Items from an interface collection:
'''

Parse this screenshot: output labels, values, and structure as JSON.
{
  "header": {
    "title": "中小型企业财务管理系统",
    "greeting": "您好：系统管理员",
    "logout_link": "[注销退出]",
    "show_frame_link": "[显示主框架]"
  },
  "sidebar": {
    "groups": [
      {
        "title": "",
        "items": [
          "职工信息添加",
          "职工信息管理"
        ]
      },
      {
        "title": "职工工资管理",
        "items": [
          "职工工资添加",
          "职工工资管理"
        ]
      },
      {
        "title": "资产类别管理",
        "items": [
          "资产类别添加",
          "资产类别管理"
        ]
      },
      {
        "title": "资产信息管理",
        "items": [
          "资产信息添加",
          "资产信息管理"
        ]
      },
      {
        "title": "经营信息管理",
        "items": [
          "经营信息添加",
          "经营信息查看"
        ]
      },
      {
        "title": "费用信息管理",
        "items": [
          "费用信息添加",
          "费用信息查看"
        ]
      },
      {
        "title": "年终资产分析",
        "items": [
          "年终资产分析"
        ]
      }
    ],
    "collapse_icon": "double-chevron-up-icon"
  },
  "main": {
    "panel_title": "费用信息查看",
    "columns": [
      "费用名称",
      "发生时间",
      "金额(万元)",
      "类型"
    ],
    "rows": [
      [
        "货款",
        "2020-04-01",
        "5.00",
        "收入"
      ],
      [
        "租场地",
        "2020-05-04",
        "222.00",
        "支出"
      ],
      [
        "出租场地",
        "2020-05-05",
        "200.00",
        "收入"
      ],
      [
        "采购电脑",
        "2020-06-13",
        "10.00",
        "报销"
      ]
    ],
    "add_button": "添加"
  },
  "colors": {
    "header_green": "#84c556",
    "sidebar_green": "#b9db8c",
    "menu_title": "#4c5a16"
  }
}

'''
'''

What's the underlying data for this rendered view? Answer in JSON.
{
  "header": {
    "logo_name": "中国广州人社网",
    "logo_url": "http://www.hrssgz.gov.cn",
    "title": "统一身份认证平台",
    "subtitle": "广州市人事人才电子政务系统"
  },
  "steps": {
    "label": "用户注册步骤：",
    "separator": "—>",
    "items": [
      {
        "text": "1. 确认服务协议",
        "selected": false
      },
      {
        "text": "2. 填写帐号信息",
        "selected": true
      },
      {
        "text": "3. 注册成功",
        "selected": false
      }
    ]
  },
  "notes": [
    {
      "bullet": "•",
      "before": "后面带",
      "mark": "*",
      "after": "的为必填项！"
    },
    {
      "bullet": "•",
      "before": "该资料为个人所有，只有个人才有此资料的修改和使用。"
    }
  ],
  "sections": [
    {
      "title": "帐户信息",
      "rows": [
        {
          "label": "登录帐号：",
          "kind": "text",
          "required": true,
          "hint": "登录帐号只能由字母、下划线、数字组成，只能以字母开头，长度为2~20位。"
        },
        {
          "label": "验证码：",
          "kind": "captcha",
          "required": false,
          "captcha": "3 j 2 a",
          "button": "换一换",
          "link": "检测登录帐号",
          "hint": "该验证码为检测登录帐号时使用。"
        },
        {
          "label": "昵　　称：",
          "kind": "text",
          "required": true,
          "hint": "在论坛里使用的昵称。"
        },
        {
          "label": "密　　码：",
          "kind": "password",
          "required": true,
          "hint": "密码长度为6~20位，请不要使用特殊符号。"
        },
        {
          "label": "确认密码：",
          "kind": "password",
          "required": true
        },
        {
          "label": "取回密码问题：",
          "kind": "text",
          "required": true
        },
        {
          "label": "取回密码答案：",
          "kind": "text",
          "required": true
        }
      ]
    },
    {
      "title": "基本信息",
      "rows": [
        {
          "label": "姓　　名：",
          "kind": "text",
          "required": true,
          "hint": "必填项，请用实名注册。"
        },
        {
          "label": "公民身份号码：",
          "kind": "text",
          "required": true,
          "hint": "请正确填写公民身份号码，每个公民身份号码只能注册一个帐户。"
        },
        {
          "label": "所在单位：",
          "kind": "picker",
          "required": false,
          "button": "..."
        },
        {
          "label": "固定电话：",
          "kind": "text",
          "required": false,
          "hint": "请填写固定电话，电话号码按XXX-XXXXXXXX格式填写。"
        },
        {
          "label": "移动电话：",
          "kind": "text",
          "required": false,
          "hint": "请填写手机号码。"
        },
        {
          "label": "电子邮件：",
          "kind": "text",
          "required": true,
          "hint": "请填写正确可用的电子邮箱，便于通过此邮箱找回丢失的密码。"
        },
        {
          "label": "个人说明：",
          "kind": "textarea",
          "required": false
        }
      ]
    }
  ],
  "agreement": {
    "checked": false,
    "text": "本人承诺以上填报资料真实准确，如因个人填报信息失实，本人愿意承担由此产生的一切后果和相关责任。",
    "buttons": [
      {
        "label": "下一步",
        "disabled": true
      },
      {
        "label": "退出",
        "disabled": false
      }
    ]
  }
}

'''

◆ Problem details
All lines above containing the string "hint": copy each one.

◆ Solution to this task
          "hint": "登录帐号只能由字母、下划线、数字组成，只能以字母开头，长度为2~20位。"
          "hint": "该验证码为检测登录帐号时使用。"
          "hint": "在论坛里使用的昵称。"
          "hint": "密码长度为6~20位，请不要使用特殊符号。"
          "hint": "必填项，请用实名注册。"
          "hint": "请正确填写公民身份号码，每个公民身份号码只能注册一个帐户。"
          "hint": "请填写固定电话，电话号码按XXX-XXXXXXXX格式填写。"
          "hint": "请填写手机号码。"
          "hint": "请填写正确可用的电子邮箱，便于通过此邮箱找回丢失的密码。"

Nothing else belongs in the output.